This research guide is designed to showcase the best sources for trademark law research at SLU Law. Some of the resources are freely available on the internet, but many are subscription services only available to members of the SLU Law community, and some only on campus or at the law school. Both print and electronic resources are represented in the guide.

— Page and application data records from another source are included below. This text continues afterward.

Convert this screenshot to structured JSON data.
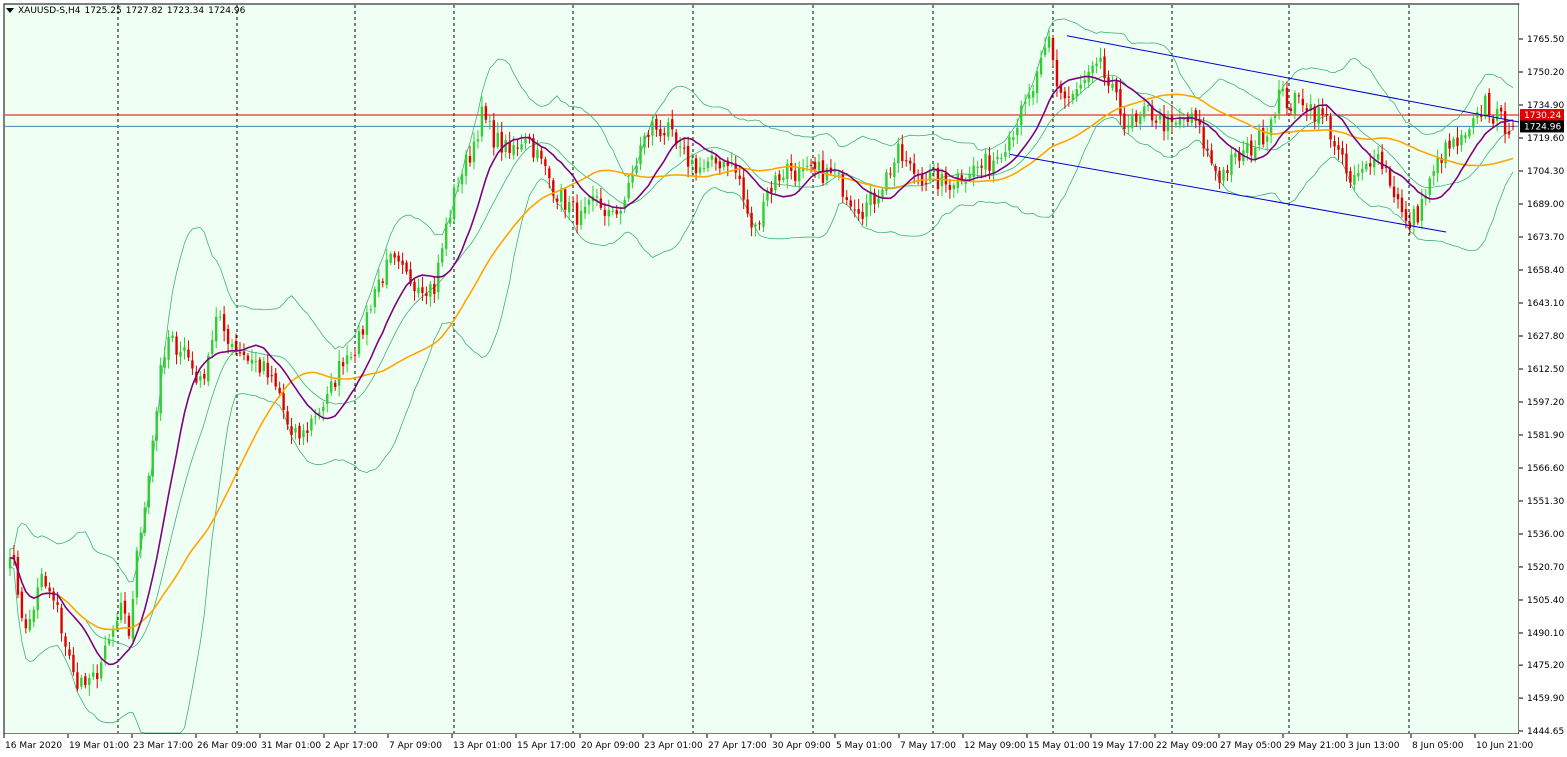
{
  "header": {
    "symbol": "XAUUSD-S,H4",
    "open": "1725.25",
    "high": "1727.82",
    "low": "1723.34",
    "close": "1724.96"
  },
  "colors": {
    "background": "#F0FFF4",
    "bull_candle": "#32CD32",
    "bear_candle": "#E00000",
    "bollinger": "#3CB371",
    "ma_fast": "#800080",
    "ma_slow": "#FFA500",
    "channel": "#0000CD",
    "h_red": "#E00000",
    "h_blue": "#4682B4",
    "price_label_red_bg": "#E00000",
    "price_label_black_bg": "#000000",
    "grid_vline": "#000000"
  },
  "price_labels": [
    {
      "text": "1730.24",
      "style": "red",
      "value": 1730.24
    },
    {
      "text": "1724.96",
      "style": "black",
      "value": 1724.96
    }
  ],
  "chart_data": {
    "type": "candlestick",
    "symbol": "XAUUSD-S",
    "timeframe": "H4",
    "y_axis": {
      "ticks": [
        "1765.50",
        "1750.20",
        "1734.90",
        "1719.60",
        "1704.30",
        "1689.00",
        "1673.70",
        "1658.40",
        "1643.10",
        "1627.80",
        "1612.50",
        "1597.20",
        "1581.90",
        "1566.60",
        "1551.30",
        "1536.00",
        "1520.70",
        "1505.40",
        "1490.10",
        "1475.20",
        "1459.90",
        "1444.65"
      ],
      "range": [
        1440,
        1773
      ]
    },
    "x_axis": {
      "ticks": [
        "16 Mar 2020",
        "19 Mar 01:00",
        "23 Mar 17:00",
        "26 Mar 09:00",
        "31 Mar 01:00",
        "2 Apr 17:00",
        "7 Apr 09:00",
        "13 Apr 01:00",
        "15 Apr 17:00",
        "20 Apr 09:00",
        "23 Apr 01:00",
        "27 Apr 17:00",
        "30 Apr 09:00",
        "5 May 01:00",
        "7 May 17:00",
        "12 May 09:00",
        "15 May 01:00",
        "19 May 17:00",
        "22 May 09:00",
        "27 May 05:00",
        "29 May 21:00",
        "3 Jun 13:00",
        "8 Jun 05:00",
        "10 Jun 21:00"
      ],
      "separator_ticks": [
        "19 Mar 01:00",
        "23 Mar 17:00",
        "31 Mar 01:00",
        "2 Apr 17:00",
        "13 Apr 01:00",
        "15 Apr 17:00",
        "23 Apr 01:00",
        "30 Apr 09:00",
        "7 May 17:00",
        "15 May 01:00",
        "22 May 09:00",
        "29 May 21:00",
        "8 Jun 05:00"
      ]
    },
    "price_anchors": [
      [
        0,
        1530
      ],
      [
        4,
        1490
      ],
      [
        8,
        1515
      ],
      [
        12,
        1500
      ],
      [
        16,
        1470
      ],
      [
        20,
        1465
      ],
      [
        24,
        1480
      ],
      [
        28,
        1500
      ],
      [
        30,
        1490
      ],
      [
        32,
        1525
      ],
      [
        35,
        1565
      ],
      [
        38,
        1610
      ],
      [
        40,
        1625
      ],
      [
        44,
        1622
      ],
      [
        48,
        1605
      ],
      [
        52,
        1635
      ],
      [
        56,
        1625
      ],
      [
        60,
        1618
      ],
      [
        64,
        1612
      ],
      [
        68,
        1600
      ],
      [
        71,
        1580
      ],
      [
        74,
        1582
      ],
      [
        77,
        1592
      ],
      [
        80,
        1598
      ],
      [
        84,
        1618
      ],
      [
        88,
        1625
      ],
      [
        92,
        1650
      ],
      [
        96,
        1662
      ],
      [
        100,
        1655
      ],
      [
        104,
        1652
      ],
      [
        107,
        1650
      ],
      [
        110,
        1678
      ],
      [
        113,
        1700
      ],
      [
        116,
        1712
      ],
      [
        119,
        1730
      ],
      [
        122,
        1720
      ],
      [
        126,
        1712
      ],
      [
        130,
        1722
      ],
      [
        134,
        1708
      ],
      [
        138,
        1694
      ],
      [
        141,
        1688
      ],
      [
        144,
        1682
      ],
      [
        148,
        1690
      ],
      [
        152,
        1682
      ],
      [
        156,
        1695
      ],
      [
        159,
        1715
      ],
      [
        162,
        1725
      ],
      [
        166,
        1722
      ],
      [
        169,
        1712
      ],
      [
        172,
        1708
      ],
      [
        175,
        1705
      ],
      [
        178,
        1708
      ],
      [
        181,
        1710
      ],
      [
        184,
        1700
      ],
      [
        186,
        1682
      ],
      [
        188,
        1677
      ],
      [
        190,
        1692
      ],
      [
        193,
        1700
      ],
      [
        196,
        1706
      ],
      [
        200,
        1702
      ],
      [
        204,
        1704
      ],
      [
        208,
        1702
      ],
      [
        212,
        1692
      ],
      [
        215,
        1687
      ],
      [
        218,
        1692
      ],
      [
        221,
        1702
      ],
      [
        224,
        1712
      ],
      [
        227,
        1705
      ],
      [
        230,
        1702
      ],
      [
        233,
        1700
      ],
      [
        236,
        1698
      ],
      [
        239,
        1702
      ],
      [
        242,
        1705
      ],
      [
        245,
        1706
      ],
      [
        248,
        1710
      ],
      [
        251,
        1718
      ],
      [
        254,
        1727
      ],
      [
        257,
        1737
      ],
      [
        260,
        1752
      ],
      [
        262,
        1765
      ],
      [
        264,
        1745
      ],
      [
        266,
        1738
      ],
      [
        269,
        1740
      ],
      [
        272,
        1748
      ],
      [
        275,
        1752
      ],
      [
        278,
        1740
      ],
      [
        281,
        1728
      ],
      [
        284,
        1725
      ],
      [
        287,
        1732
      ],
      [
        290,
        1728
      ],
      [
        293,
        1724
      ],
      [
        296,
        1728
      ],
      [
        299,
        1727
      ],
      [
        302,
        1712
      ],
      [
        305,
        1702
      ],
      [
        308,
        1708
      ],
      [
        311,
        1712
      ],
      [
        314,
        1717
      ],
      [
        317,
        1724
      ],
      [
        320,
        1740
      ],
      [
        323,
        1735
      ],
      [
        326,
        1738
      ],
      [
        329,
        1732
      ],
      [
        332,
        1728
      ],
      [
        335,
        1712
      ],
      [
        338,
        1698
      ],
      [
        341,
        1703
      ],
      [
        344,
        1714
      ],
      [
        347,
        1705
      ],
      [
        350,
        1690
      ],
      [
        352,
        1678
      ],
      [
        355,
        1685
      ],
      [
        358,
        1698
      ],
      [
        361,
        1712
      ],
      [
        364,
        1716
      ],
      [
        367,
        1718
      ],
      [
        370,
        1728
      ],
      [
        372,
        1737
      ],
      [
        374,
        1730
      ],
      [
        377,
        1726
      ],
      [
        379,
        1724.96
      ]
    ],
    "price_levels": [
      {
        "value": 1730.24,
        "color": "red"
      },
      {
        "value": 1724.96,
        "color": "blue"
      }
    ],
    "channel": {
      "upper": [
        [
          1067,
          1767
        ],
        [
          1519,
          1727
        ]
      ],
      "lower": [
        [
          1010,
          1712
        ],
        [
          1446,
          1676
        ]
      ]
    },
    "indicators": [
      "Bollinger Bands",
      "Moving Average (fast)",
      "Moving Average (slow)"
    ]
  }
}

Trademark law research can involve primary legal sources such as statutes, cases, and administrative law. To find out the legislative intent behind particular statutory language, legislative history research may be necessary. When you begin researching trademark law, it can be helpful to start with secondary sources and practice aids like treatises, loose-leafs, law journal articles, and other background materials. These sources offer analysis, commentary, or restatements of primary law and can also help locate and explain primary sources of law. As you develop and frame your research questions, consulting current awareness tools will help you stay up-to-date on legal developments that relate to your area of interest. This guide will help you find each of these types of resources.